Yes, I know “watercolours” is not the American way to spell watercolors. But neither is “aquarelle” which is the name on the box. This is a multi-cultural project, don’tcha see?
The facts are these:
- Watercolours is the Brit spelling.
- Aquarelle means “watercolor” in French.
- Ravensburger (the maker of this kit) is a German company.
- The artist Claude Monet was French.
- Timberdoodle is an American company.
- This is an American blog.
Probably you already knew all that, and don’t really care. I don’t blame you. However, I also have to tell you I received this Aquarelle Monet watercolor kit from Timberdoodle in exchange for my honest review. And too, I’ll be right up front and tell you, I am no Claude Monet. I do admire his work and I enjoy looking at watercolor paintings, but that’s about as far as that goes.
We had the opportunity to review several products for Timberdoodle this fall (including Tenzi, Simbrix, and Puzzleball) and I thought this kit looked like something Rebecca and I would enjoy doing together.
It comes with the outlines for 3 different Monet paintings and a detailed instructional booklet (written in oh-so-many-different languages) with good general information about watercolor techniques. In other words, the instructions aren’t just specific to this particular kit. The 5 colors of paint (3 primaries plus magenta and black) are liquid. The color chart on the back of the booklet is a “cheat sheet” for mixing your own colors. The kit includes a dropper and a handy palette as well as a double-ended brush, in 2 sizes.
Rebecca decided that she wanted to start by practicing mixing colors. I highly recommend that process before attempting the paintings. However, you may run short on paint if you play around with this very much. No worries in that regard, though. We discovered that regular ol’ cheap watercolor paints can also be used the same way.
And that right there is what I love about this kit. Yes, it includes everything you need to complete 3 paintings. But it’s not a kit in the sense that once you’ve completed it you’ll need to buy another one to do something similar. It’s really more of a mini course. Rebecca and I learned a lot about watercolor techniques just by reading the booklet and experimenting with the supplies provided.
The Monet painting outlines in the kit are not printed outlines. Rather the lines are of a translucent waxy substance that repelled the paint but still provided some guidance. Did you ever draw on a boiled egg with a white crayon before dying it for Easter? It’s kinda that idea.
The kit does not include a color guide for the paintings.
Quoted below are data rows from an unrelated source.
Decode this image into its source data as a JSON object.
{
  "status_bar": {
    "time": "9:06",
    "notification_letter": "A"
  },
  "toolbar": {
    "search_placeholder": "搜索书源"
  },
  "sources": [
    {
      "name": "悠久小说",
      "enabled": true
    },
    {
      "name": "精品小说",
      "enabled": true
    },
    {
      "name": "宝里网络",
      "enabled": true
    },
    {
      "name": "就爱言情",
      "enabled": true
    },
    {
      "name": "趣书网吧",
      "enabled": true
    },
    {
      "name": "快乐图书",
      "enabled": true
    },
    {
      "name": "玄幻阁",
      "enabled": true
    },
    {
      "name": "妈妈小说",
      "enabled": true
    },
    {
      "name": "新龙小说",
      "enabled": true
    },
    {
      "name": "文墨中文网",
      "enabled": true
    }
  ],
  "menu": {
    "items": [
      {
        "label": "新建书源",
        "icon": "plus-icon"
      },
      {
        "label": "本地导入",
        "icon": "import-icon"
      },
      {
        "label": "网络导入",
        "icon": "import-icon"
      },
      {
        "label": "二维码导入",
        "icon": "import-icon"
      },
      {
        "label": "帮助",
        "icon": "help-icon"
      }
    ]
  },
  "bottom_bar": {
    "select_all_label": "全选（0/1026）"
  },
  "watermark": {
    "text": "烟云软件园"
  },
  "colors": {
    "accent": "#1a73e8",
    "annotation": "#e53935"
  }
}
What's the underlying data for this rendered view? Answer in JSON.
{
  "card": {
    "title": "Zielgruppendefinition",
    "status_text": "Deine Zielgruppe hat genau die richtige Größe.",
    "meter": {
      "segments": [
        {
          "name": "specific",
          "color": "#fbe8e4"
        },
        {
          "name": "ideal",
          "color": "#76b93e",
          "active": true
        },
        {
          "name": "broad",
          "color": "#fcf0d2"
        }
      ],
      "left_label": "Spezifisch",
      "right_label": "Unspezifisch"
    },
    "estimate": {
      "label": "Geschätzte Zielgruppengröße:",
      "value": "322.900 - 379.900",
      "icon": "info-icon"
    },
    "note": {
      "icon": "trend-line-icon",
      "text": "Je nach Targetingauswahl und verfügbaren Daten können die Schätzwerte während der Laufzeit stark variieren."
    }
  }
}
The only thing we had to go by was the picture on the box, which wasn’t all that helpful, especially since the pictures overlap.
We would have liked more guidance with that, but to quote from the booklet: “You’re the artist! …You decide on the technique and colours to use. Just let your imagination run free and be as creative as you can — that way you’ll be guaranteed a succesful work of art all of YOUR own!”
Successful? Eh. I don’t know so much about that.
However, it was fun… and we learned a lot! I think I’d like to try my hand at freestyle watercolors next time. I think that’s the whole idea.